“With good advocacy, good planning, early sensitisation, decisiveness on the part of the government at all levels, people will prepare for it on time and more lives would be saved,” he added.
A Federal Government agency, Hydroelectric Power Producing Areas Development Commission (HYPPADEC) has given out 1,487 life jackets to flood-prone communities in the eight local government areas in the state to prepare them against flooding.
Engineer Joan Ogwuche, the state coordinator of HYPPADEC said the Managing Director of the Agency, Alhaji Abubakar Sadiq Yelwa, had embarked on some measures to assist the communities that are vulnerable to flooding in the local government in the state.
She added that a lot of sensitisation programmes had been organised by the agency to prepare flood-prone communities on the impending.
It has also been giving free medical treatment to flood victims in the communities in Ibaji, Ajaokuta and Kontokarfei.
In Benue, efforts are already being put in place to check incidents of flooding this year.
Our correspondent gathered that the Commissioner for Water Resources and Environment, Godwin Oyiwona, has sensitised the Benue populace on the public presentation of the 2022 Annual Flood Qutlook (AFO) made available by the Nigeria Hydrological Services Agency (NIHSA).

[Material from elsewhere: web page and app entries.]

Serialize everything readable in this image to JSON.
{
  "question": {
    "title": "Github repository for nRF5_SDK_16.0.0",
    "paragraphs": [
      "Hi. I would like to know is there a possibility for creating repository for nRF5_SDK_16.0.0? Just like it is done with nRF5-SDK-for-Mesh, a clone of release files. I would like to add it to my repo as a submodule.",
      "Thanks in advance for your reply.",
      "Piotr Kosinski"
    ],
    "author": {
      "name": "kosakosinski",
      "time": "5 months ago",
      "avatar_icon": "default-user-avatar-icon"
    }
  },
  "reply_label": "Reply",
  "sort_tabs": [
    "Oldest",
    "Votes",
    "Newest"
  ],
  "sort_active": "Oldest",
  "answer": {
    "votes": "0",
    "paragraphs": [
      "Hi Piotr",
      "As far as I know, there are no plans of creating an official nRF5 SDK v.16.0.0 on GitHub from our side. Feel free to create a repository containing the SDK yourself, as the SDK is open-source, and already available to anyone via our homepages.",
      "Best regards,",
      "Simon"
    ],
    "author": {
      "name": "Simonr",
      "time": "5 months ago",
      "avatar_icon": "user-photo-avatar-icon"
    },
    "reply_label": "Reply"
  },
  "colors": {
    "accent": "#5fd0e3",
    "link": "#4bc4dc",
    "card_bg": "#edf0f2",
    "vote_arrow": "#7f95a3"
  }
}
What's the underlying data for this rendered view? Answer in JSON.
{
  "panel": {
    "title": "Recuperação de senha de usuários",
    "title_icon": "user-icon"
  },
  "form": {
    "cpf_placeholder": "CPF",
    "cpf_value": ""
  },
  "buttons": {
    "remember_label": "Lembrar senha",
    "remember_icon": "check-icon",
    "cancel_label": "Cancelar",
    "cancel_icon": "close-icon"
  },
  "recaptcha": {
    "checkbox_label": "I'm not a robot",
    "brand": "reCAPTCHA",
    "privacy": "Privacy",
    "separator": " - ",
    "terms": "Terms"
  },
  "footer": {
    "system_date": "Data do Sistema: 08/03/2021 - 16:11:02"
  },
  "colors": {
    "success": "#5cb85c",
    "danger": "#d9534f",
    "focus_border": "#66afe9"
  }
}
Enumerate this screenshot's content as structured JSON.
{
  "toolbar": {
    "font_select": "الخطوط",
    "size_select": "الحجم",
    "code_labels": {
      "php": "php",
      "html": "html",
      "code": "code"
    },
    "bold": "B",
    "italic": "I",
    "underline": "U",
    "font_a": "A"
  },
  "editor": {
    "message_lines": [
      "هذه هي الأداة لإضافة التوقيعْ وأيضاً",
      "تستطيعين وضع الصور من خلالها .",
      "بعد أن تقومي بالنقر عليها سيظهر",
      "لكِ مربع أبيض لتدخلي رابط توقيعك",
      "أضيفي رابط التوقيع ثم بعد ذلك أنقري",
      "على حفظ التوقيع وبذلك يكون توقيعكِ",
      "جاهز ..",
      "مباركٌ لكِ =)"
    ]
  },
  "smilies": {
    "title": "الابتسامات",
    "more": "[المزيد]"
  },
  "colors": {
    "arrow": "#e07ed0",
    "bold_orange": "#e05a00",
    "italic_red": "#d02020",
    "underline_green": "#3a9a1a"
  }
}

Oyiwona, while creating the awareness, disclosed that Benue was one of the 32 states of the federation that falls within the Highly Probable Flood Risk Areas; which means that the likelihood of flood occurrence in the state this year is high.
He also intimated that the prediction indicated that there would be coastal flooding in some coastal cities while Makurdi is one of the cities expected to experience flash floods.
He advised residents to embark on clearing of drainages around their premises, desist from dumping refuse in drains to allow for a free flow of storm water to prevent flooding.
The commissioner also called on the people to avoid building on water ways and flood plains, as doing so would compound the existing problem.
He emphasised the need for people and officials in the littoral local governments areas: Makurdi, Guma, Gwer West, Agatu, Tarka, Apa, Buruku, Logo, Katsina-Ala and Ukum to be on the alert for possible overbank flooding.
Oyiwona further stressed that the ministry would do all it could to de-silt the Idye Basin blocked by silt.
He urged people to heed the early waning to avoid flooding menace.
From Zahraddeen Yakubu Shuaibu (Kano), Tijjani Ibrahim (Katsina), Hassan Ibrahim (Maiduguri), Tijani Labaran (Lokoja) & Hope Abah Emmanuel (Makurdi)